History of Abbotts of Leigh
Unfortunately Abbotts of Leigh has now closed down. If you have any questions regarding continuing our medical support (including repeat prescriptions) please contact us at head office. 0845 002 1860
Abbotts of Leigh was founded by Charles Abbott 1889-1983. His interest in herbalism began when he was 17 years of age when he was cured, against all expectations, of tuberculosis by a Bolton herbalist under whom he then studied. Despite having no formal qualifications, he opened his herbal clinic on Railway Road in 1910 when he was 21 years old.
His traditional herbal and other practices were straightforward. He also made all the medicines on the premises. However, in 1929 he introduced an electronic black box diagnostic machine which used a spot of patients blood and vibrations to determine which herbal medicine was required. He often clashed with doctors over this and coroners, following deaths, but he was acquitted of manslaughter in a case which was taken to court following the death of a boy with meningitis. He later published the trial transcript under the title “Hocus Pocus”.
For 60 years he had clashes with coroners and disputes with medical opinions over his beliefs and herbal treatments. His practice thrived and he claimed to see 10,000 patients a year drawn from all walks of life, and including the titled and famous. He became a household name throughout Lancashire and Cheshire. In 1972, aged 83, Charlie was still practising and had 2400 registered patients and a long waiting list.
He died in November 1983 after being hit by a lorry in Manchester. His wife continued the practice after his death.
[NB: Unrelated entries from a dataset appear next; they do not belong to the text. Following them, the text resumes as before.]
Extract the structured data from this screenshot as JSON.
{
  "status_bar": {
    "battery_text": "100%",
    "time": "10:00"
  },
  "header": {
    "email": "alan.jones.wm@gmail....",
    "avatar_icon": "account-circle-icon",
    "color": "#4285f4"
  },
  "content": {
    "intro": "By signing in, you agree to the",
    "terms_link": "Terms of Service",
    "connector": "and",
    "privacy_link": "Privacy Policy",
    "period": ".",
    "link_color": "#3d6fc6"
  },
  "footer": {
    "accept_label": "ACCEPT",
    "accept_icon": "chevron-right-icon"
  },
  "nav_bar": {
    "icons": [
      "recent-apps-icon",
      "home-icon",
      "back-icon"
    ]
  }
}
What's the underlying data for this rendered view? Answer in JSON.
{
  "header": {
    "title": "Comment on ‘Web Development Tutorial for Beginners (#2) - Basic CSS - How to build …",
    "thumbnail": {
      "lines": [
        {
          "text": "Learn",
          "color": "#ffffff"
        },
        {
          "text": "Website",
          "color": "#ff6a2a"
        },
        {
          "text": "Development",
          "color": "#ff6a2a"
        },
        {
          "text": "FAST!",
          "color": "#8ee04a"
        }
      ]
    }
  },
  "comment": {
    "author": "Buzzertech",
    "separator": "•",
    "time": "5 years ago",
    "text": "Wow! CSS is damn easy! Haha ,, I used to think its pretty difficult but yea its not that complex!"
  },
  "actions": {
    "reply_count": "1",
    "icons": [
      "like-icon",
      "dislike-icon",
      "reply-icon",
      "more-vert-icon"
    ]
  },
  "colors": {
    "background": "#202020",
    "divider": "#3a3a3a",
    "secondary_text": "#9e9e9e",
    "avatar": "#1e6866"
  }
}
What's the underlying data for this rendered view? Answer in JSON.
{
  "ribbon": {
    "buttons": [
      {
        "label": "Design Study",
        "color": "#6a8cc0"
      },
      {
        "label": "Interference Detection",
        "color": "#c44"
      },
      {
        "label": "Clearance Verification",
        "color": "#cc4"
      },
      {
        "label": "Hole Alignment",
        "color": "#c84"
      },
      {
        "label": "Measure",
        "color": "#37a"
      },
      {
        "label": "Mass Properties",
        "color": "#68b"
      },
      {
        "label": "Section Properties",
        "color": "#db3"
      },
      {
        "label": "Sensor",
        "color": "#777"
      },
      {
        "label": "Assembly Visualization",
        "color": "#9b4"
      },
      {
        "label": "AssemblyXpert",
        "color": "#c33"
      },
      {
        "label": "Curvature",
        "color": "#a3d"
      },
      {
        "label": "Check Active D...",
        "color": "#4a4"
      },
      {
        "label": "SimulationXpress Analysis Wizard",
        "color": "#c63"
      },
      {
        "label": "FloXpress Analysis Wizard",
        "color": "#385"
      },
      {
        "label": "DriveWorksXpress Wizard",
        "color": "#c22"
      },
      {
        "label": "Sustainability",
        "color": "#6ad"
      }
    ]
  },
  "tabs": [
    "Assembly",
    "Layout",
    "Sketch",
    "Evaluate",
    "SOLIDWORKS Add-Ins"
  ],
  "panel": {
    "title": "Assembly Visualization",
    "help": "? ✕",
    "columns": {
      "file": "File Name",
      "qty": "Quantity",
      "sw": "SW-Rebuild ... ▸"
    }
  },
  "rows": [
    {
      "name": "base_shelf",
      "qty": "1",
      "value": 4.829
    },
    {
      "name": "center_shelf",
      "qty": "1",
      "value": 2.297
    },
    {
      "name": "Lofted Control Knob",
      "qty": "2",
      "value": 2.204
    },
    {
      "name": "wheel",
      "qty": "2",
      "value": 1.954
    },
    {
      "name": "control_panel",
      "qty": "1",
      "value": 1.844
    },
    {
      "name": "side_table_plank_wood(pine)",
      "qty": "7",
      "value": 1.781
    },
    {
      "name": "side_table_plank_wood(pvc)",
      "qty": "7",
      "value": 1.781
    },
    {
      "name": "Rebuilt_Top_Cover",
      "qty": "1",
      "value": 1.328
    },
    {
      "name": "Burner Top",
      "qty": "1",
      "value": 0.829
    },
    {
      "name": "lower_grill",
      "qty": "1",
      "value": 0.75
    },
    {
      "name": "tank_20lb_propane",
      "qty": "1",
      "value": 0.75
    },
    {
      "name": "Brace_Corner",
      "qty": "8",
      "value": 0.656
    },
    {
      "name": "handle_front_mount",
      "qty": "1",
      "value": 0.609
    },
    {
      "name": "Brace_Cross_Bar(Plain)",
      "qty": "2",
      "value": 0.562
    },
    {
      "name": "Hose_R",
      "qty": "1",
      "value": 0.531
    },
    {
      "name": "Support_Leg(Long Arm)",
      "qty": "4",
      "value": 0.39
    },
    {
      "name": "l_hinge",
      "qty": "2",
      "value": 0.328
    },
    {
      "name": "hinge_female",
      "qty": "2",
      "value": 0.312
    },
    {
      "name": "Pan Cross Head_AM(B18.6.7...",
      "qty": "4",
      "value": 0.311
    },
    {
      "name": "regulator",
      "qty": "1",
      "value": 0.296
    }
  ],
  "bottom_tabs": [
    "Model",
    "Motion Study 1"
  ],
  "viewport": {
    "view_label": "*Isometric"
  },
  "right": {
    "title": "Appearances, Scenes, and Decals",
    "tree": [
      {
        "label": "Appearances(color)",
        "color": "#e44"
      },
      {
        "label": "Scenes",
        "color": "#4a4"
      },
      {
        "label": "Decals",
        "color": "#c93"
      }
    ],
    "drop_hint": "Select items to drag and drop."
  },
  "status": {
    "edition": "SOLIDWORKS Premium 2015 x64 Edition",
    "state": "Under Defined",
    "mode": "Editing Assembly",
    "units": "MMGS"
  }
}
At least one Radio 4 programme about him has been broadcast in recent years.
Abbots of Leigh is now part of the Napiers of Herbalists group and is managed by qualified medical herbalist, Zoe Naylor. Napiers preserves the traditional herbal medicine practices of a group of Victorian herbalists; Duncan Napier (Edinburgh), Charlie Abbott (Leigh), William H. Box (Plymouth), Henry Lane (Plymouth) building on the work achieved by E.J. and John Rickard in preserving many of the traditional formulae.
Today many of the combination formula medicines are on the market under the new THR Scheme which would have had Charlie Abbott immediately publishing a pamphlet! Others, such as the Sure Cure that Charlie Abbott used to help the citizens of Leigh get through the Spanish influenza outbreak in 1920, are still made up as bases for our herbalists to dispense to patients.